Your instructions. Lines before the one containing "What's the underlying" are left out; output the rest of the data exactly, through the final line.

(Exercise inputs begins)

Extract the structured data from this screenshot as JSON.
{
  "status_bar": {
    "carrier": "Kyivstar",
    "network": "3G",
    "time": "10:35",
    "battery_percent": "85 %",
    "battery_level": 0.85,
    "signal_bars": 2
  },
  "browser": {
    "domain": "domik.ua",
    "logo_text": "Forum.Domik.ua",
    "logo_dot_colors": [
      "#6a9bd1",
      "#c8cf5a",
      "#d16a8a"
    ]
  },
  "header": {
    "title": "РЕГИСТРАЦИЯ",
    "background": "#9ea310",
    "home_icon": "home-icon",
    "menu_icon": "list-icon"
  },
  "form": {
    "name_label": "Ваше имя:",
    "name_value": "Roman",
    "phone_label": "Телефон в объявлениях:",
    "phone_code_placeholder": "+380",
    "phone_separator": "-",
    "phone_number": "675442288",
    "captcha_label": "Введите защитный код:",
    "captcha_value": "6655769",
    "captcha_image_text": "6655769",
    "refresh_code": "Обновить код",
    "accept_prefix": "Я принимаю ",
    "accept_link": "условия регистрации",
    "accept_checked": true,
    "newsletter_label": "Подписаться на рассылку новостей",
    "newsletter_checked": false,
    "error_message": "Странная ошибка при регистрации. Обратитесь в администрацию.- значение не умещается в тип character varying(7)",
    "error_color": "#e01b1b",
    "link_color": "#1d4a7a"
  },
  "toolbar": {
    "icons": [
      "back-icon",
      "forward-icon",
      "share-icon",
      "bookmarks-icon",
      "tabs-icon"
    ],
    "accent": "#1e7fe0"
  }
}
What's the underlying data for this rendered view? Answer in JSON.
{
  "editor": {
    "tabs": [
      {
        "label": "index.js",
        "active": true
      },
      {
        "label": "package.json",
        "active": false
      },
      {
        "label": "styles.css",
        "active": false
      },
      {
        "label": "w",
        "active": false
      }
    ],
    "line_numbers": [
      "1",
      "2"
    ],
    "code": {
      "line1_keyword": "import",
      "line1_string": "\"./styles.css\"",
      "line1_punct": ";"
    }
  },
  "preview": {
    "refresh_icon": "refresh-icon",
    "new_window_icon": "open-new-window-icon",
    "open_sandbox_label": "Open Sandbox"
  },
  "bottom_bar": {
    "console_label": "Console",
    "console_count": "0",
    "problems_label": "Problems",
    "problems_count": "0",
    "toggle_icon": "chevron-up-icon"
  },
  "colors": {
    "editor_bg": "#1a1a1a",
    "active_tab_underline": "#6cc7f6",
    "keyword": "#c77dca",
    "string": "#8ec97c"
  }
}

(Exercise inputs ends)

Result for this exercise.
What's the underlying data for this rendered view? Answer in JSON.
{
  "editor": {
    "tabs": [
      {
        "label": "index.js",
        "active": true
      },
      {
        "label": "package.json",
        "active": false
      },
      {
        "label": "styles.css",
        "active": false
      },
      {
        "label": "w",
        "active": false
      }
    ],
    "line_numbers": [
      "1",
      "2"
    ],
    "code": {
      "line1_keyword": "import",
      "line1_string": "\"./styles.css\"",
      "line1_punct": ";"
    }
  },
  "preview": {
    "refresh_icon": "refresh-icon",
    "new_window_icon": "open-new-window-icon",
    "open_sandbox_label": "Open Sandbox"
  },
  "bottom_bar": {
    "console_label": "Console",
    "console_count": "0",
    "problems_label": "Problems",
    "problems_count": "0",
    "toggle_icon": "chevron-up-icon"
  },
  "colors": {
    "editor_bg": "#1a1a1a",
    "active_tab_underline": "#6cc7f6",
    "keyword": "#c77dca",
    "string": "#8ec97c"
  }
}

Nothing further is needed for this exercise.